◆ **What the task asks**
The records below must be written out exactly, with every picture left behind.

◇ ◇ ◇ ◇ ◇

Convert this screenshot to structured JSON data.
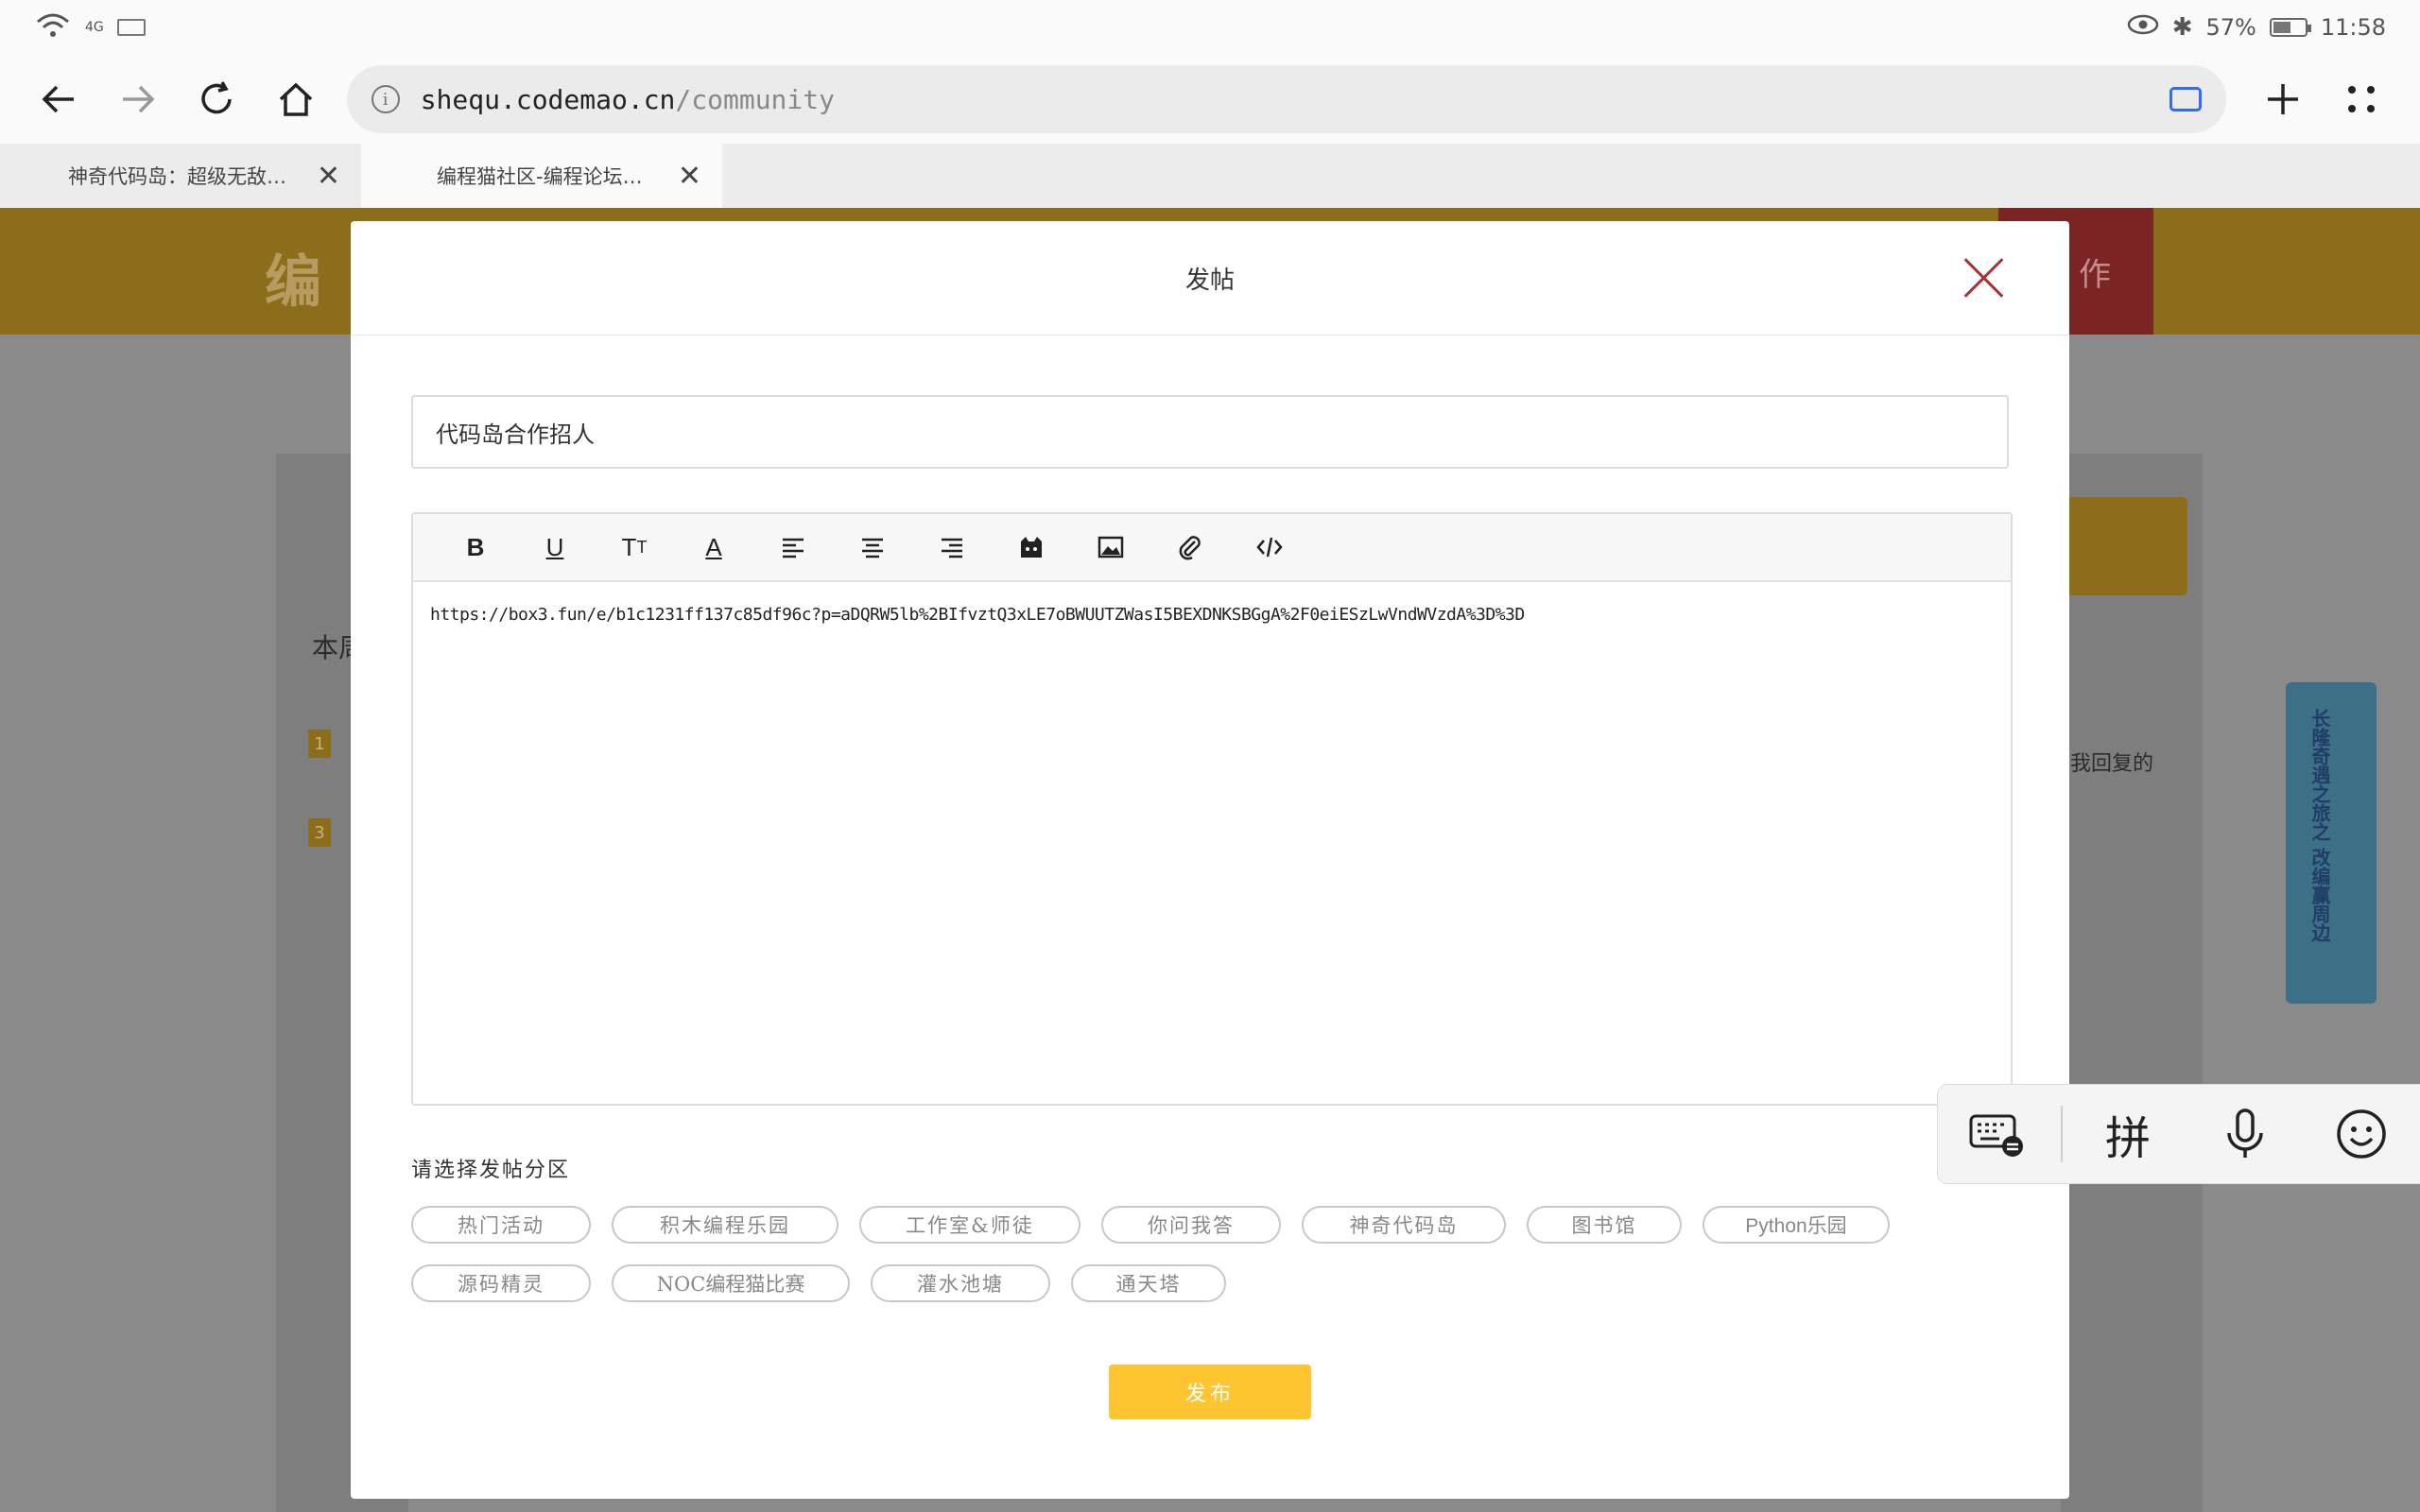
{
  "status_bar": {
    "signal": "4G",
    "battery_percent": "57%",
    "battery_level": 0.57,
    "time": "11:58"
  },
  "browser": {
    "url_host": "shequ.codemao.cn",
    "url_path": "/community",
    "tabs": [
      {
        "label": "神奇代码岛：超级无敌…",
        "active": false
      },
      {
        "label": "编程猫社区-编程论坛…",
        "active": true
      }
    ]
  },
  "background_page": {
    "logo": "编",
    "header_button": "作",
    "left_text": "本周",
    "rank_1": "1",
    "rank_3": "3",
    "right_text": "我回复的",
    "banner_text": "长隆奇遇之旅之 改编赢周边"
  },
  "modal": {
    "title": "发帖",
    "title_input_value": "代码岛合作招人",
    "editor_content": "https://box3.fun/e/b1c1231ff137c85df96c?p=aDQRW5lb%2BIfvztQ3xLE7oBWUUTZWasI5BEXDNKSBGgA%2F0eiESzLwVndWVzdA%3D%3D",
    "section_label": "请选择发帖分区",
    "categories_row1": [
      "热门活动",
      "积木编程乐园",
      "工作室&师徒",
      "你问我答",
      "神奇代码岛",
      "图书馆",
      "Python乐园"
    ],
    "categories_row2": [
      "源码精灵",
      "NOC编程猫比赛",
      "灌水池塘",
      "通天塔"
    ],
    "publish_label": "发布"
  },
  "ime": {
    "pinyin_label": "拼"
  }
}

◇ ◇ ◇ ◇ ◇

◆ **Task result**
Convert this screenshot to structured JSON data.
{
  "status_bar": {
    "signal": "4G",
    "battery_percent": "57%",
    "battery_level": 0.57,
    "time": "11:58"
  },
  "browser": {
    "url_host": "shequ.codemao.cn",
    "url_path": "/community",
    "tabs": [
      {
        "label": "神奇代码岛：超级无敌…",
        "active": false
      },
      {
        "label": "编程猫社区-编程论坛…",
        "active": true
      }
    ]
  },
  "background_page": {
    "logo": "编",
    "header_button": "作",
    "left_text": "本周",
    "rank_1": "1",
    "rank_3": "3",
    "right_text": "我回复的",
    "banner_text": "长隆奇遇之旅之 改编赢周边"
  },
  "modal": {
    "title": "发帖",
    "title_input_value": "代码岛合作招人",
    "editor_content": "https://box3.fun/e/b1c1231ff137c85df96c?p=aDQRW5lb%2BIfvztQ3xLE7oBWUUTZWasI5BEXDNKSBGgA%2F0eiESzLwVndWVzdA%3D%3D",
    "section_label": "请选择发帖分区",
    "categories_row1": [
      "热门活动",
      "积木编程乐园",
      "工作室&师徒",
      "你问我答",
      "神奇代码岛",
      "图书馆",
      "Python乐园"
    ],
    "categories_row2": [
      "源码精灵",
      "NOC编程猫比赛",
      "灌水池塘",
      "通天塔"
    ],
    "publish_label": "发布"
  },
  "ime": {
    "pinyin_label": "拼"
  }
}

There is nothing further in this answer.